On Thursday, Sen. Tom Carper, chair of the Subcommittee on International Security, and Massachusetts Sen. Scott Brown reintroduced legislation to improve the safety of American airports in time for the heavily traveled summer vacation season.  

The Aviation Security Innovation & Reform Act is intended to step up the effectiveness of air passenger screening programs and bolster state and local law enforcement anti-terrorism partnerships. The bill standardizes training of the Transportation Security Administration's screeners with "increased baseline and anti-terrorism training nationwide with biannual re-certifications."  

"We'll need to get smarter, adapt to the new techniques of those who wish to do us harm and make a better investment in the people on the front lines," Carper said.  

TSA has spent billions on passenger screening technologies and other airport equipment, much to many passengers' frustrations. But the senators make the case for a wiser investment in personnel training for airport security. The AIR Act sets higher performance standards for screeners, raising the minimum training requirements to improve their ability to spot potential terrorists. And it mandates coordination of "behavior detection programs" that help TSA personnel spot terror suspects and other criminals without expensive technology.  

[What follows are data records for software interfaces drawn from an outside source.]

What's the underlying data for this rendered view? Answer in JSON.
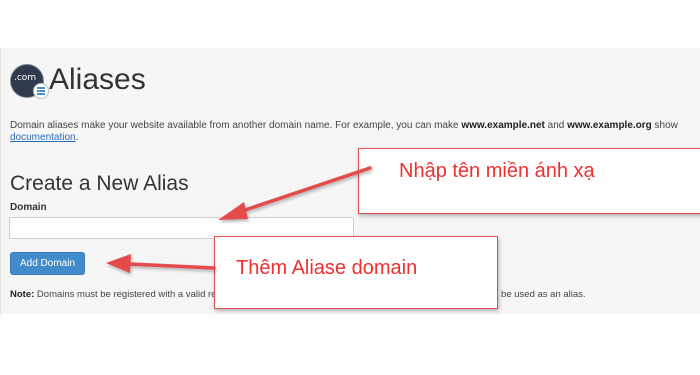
{
  "header": {
    "icon_text": ".com",
    "title": "Aliases"
  },
  "description": {
    "text_before": "Domain aliases make your website available from another domain name. For example, you can make ",
    "example_net": "www.example.net",
    "text_and": " and ",
    "example_org": "www.example.org",
    "text_after": " show",
    "doc_link": "documentation",
    "doc_period": "."
  },
  "create_section": {
    "title": "Create a New Alias",
    "domain_label": "Domain",
    "domain_value": "",
    "add_button_label": "Add Domain"
  },
  "note": {
    "label": "Note:",
    "text": " Domains must be registered with a valid registrar and configured to point to your DNS servers before they can be used as an alias."
  },
  "annotations": {
    "callout_1": "Nhập tên miền ánh xạ",
    "callout_2": "Thêm Aliase domain",
    "color": "#ee3030"
  },
  "colors": {
    "button": "#428bca",
    "link": "#2a6ebb",
    "annotation_red": "#ee3030"
  }
}
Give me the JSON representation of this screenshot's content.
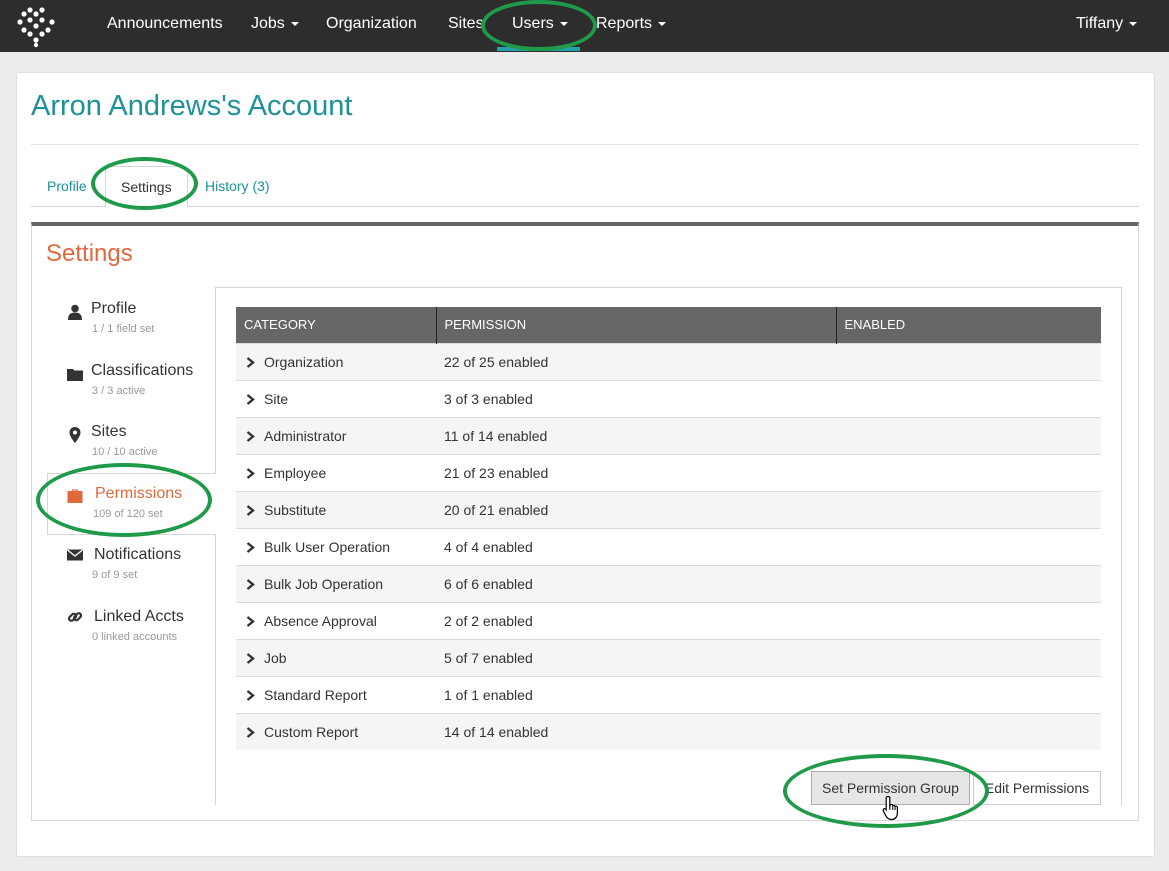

In effect, AIR provides a needed symmetry of U.S. flight security tactics that past disparate programs and initiatives failed to achieve.